Personally I'm more miffed at the rising cost of Rabbit.

Cartouche

Anonymous said...

Sorry I meant thyme.

Sunnybrae and all who sail in her said...

Too true about duck prices and options of supply.
What I dont get is how do they manage to sell a chinese roast duck for about $20?
Your Recipe sounds good.
I know confit is just so passe but I still find a carefully done confit the best way to cook a duck for re-heating. So many options in the curing mix, complex flavours on maturation no mess, simple once you see it done, very verastile. Quack

Zoe said...

Thanks, Steve, I've been wondering what to do with that duck in the freezer ;)

Michelle said...

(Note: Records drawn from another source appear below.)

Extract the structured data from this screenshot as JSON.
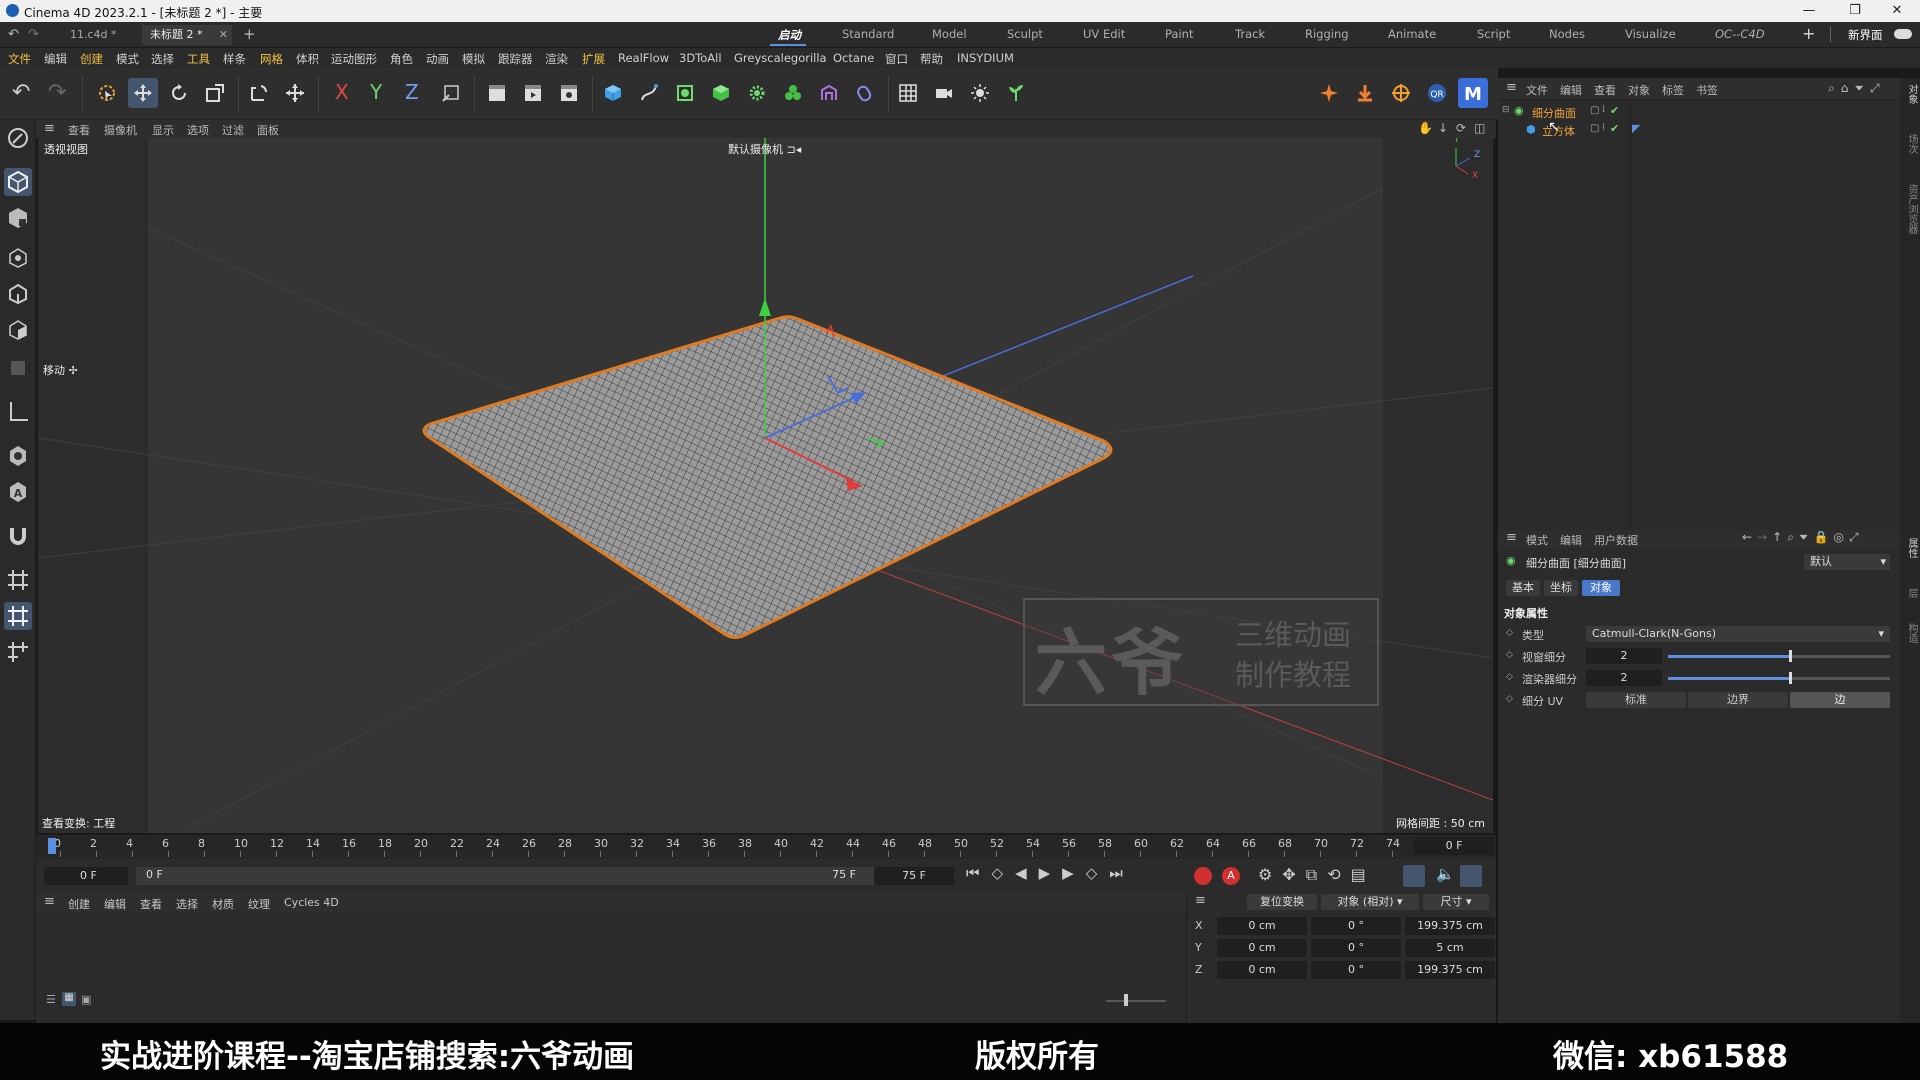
{
  "window": {
    "title": "Cinema 4D 2023.2.1 - [未标题 2 *] - 主要",
    "controls": [
      "—",
      "❐",
      "✕"
    ]
  },
  "doc_tabs": [
    {
      "label": "11.c4d *"
    },
    {
      "label": "未标题 2 *"
    }
  ],
  "layouts": [
    "启动",
    "Standard",
    "Model",
    "Sculpt",
    "UV Edit",
    "Paint",
    "Track",
    "Rigging",
    "Animate",
    "Script",
    "Nodes",
    "Visualize",
    "OC--C4D"
  ],
  "new_layout_label": "新界面",
  "menu": [
    "文件",
    "编辑",
    "创建",
    "模式",
    "选择",
    "工具",
    "样条",
    "网格",
    "体积",
    "运动图形",
    "角色",
    "动画",
    "模拟",
    "跟踪器",
    "渲染",
    "扩展",
    "RealFlow",
    "3DToAll",
    "Greyscalegorilla",
    "Octane",
    "窗口",
    "帮助",
    "INSYDIUM"
  ],
  "viewport": {
    "menu": [
      "查看",
      "摄像机",
      "显示",
      "选项",
      "过滤",
      "面板"
    ],
    "view_name": "透视视图",
    "camera_label": "默认摄像机",
    "tool_label": "移动",
    "status_left": "查看变换: 工程",
    "grid_spacing": "网格间距 : 50 cm",
    "watermark_big": "六爷",
    "watermark_line1": "三维动画",
    "watermark_line2": "制作教程",
    "axis_labels": {
      "y": "Y",
      "z": "Z",
      "x": "X"
    }
  },
  "timeline": {
    "ticks": [
      "0",
      "2",
      "4",
      "6",
      "8",
      "10",
      "12",
      "14",
      "16",
      "18",
      "20",
      "22",
      "24",
      "26",
      "28",
      "30",
      "32",
      "34",
      "36",
      "38",
      "40",
      "42",
      "44",
      "46",
      "48",
      "50",
      "52",
      "54",
      "56",
      "58",
      "60",
      "62",
      "64",
      "66",
      "68",
      "70",
      "72",
      "74"
    ],
    "current_frame": "0 F",
    "start_field": "0 F",
    "range_start": "0 F",
    "range_end": "75 F",
    "end_field": "75 F"
  },
  "material_bar": [
    "创建",
    "编辑",
    "查看",
    "选择",
    "材质",
    "纹理",
    "Cycles 4D"
  ],
  "coord_panel": {
    "reset_label": "复位变换",
    "mode_label": "对象 (相对)",
    "size_label": "尺寸",
    "rows": [
      {
        "axis": "X",
        "pos": "0 cm",
        "rot": "0 °",
        "size": "199.375 cm"
      },
      {
        "axis": "Y",
        "pos": "0 cm",
        "rot": "0 °",
        "size": "5 cm"
      },
      {
        "axis": "Z",
        "pos": "0 cm",
        "rot": "0 °",
        "size": "199.375 cm"
      }
    ]
  },
  "object_manager": {
    "menu": [
      "文件",
      "编辑",
      "查看",
      "对象",
      "标签",
      "书签"
    ],
    "objects": [
      {
        "name": "细分曲面",
        "color": "#f2a33a"
      },
      {
        "name": "立方体",
        "color": "#f2a33a"
      }
    ]
  },
  "attribute_manager": {
    "menu": [
      "模式",
      "编辑",
      "用户数据"
    ],
    "object_title": "细分曲面 [细分曲面]",
    "preset": "默认",
    "tabs": [
      "基本",
      "坐标",
      "对象"
    ],
    "active_tab": "对象",
    "section": "对象属性",
    "params": [
      {
        "label": "类型",
        "value": "Catmull-Clark(N-Gons)"
      },
      {
        "label": "视窗细分",
        "value": "2",
        "slider": 0.55
      },
      {
        "label": "渲染器细分",
        "value": "2",
        "slider": 0.55
      }
    ],
    "uv_label": "细分 UV",
    "uv_options": [
      "标准",
      "边界",
      "边"
    ],
    "uv_active": "边"
  },
  "right_strip": [
    "对象",
    "场次",
    "资产浏览器",
    "属性",
    "层",
    "构造"
  ],
  "caption": {
    "left": "实战进阶课程--淘宝店铺搜索:六爷动画",
    "center": "版权所有",
    "right": "微信: xb61588"
  },
  "colors": {
    "accent_blue": "#5b8fe0",
    "selection_orange": "#e07a20",
    "axis_red": "#e03a3a",
    "axis_green": "#3ecf3e",
    "axis_blue": "#3a6fe0"
  }
}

Jeepers Steve! That sounds so good - I'll be there tomorrow! (err is the duck on tomorrow?) Had a woefully tough duck at an all too rare lunch out recently. And before that, ordered Peking Duck from highly regarded Sandy Bay restaurant for $30 to share with a friend. We were served 4 postage stamp sized pieces of duck and four julienned pieces of green onion. Miserable. As a result, we cried because we were still so hungry and broke. Oh I miss Haymarket...

steve said...

Hi Cartouche-thanks for the endorsemnt. On Ritas post I am amazed actually of the divide that some operators & some customers seem to have. I suspect though that the more sensational of the opinions came from a minority not representing the views of the industry toward this voucher guff.

Hello George-I agree, still love confit also. Unfortunately several of the ones I had when I ate out last were on the dry & over salty side of the ledger. Fashions come & go but confit duck legs will always be a stayer-that is until some lab geek makes them into a 'foam' or something.

Hiya Zoe-was it a wild duck? If so I would suggest to confit the legs but cooking the breast on the rare side. Wild duck dosn't have much meat & the ration of fat to meat is minimal. the legs will be tough as old blazers so they need long slow cooking so braising or confit would be an ideal application. The breast can be pan seared & then roasted but importantly leave them still attached to the frame as this avoids much shrinkage-you dont want to end up with quali breasts!

G'day Michelle-give it a go & let me know how you end up. I will have duck on this Frid & Sat night at the RVL. Yes some restaurants can be quite mean about drip feeding their customers duck, especially when you know how much it costs. As to the tough duck if you cook it the way & described you'll never have to worry about this again!

stickyfingers said...
This comment has been removed by the author.
stickyfingers said...

If both duck and belly pork are on the menu I'm in trouble - because I have a tendency to order both :P

Even though I live spitting distance from Luv-a-Duck in Port Melb, I like to buy my duck from Milawa free range poultry. I'm lucky enough to get them from their farm shop in South Yarra, and from the inner city farmers markets. Love-a-Duck have a huge market selling to Asia and the pacific too, so if you're in Bora Bora eating duck, it's likely to be one of theirs.

My roast duck recipe was given to me by my father who went to study under a Cantonese roast meat Sifu(master) in HK (just for kicks). It doesn't reqiure steaming, but you do hang the duck for a day after marinading. On the rare occasion I've got my hand on a goose I've done it successfully in a daggy old oven bag, removing it at the end to crisp the skin.

Anonymous said...

...please where can I buy a unicorn?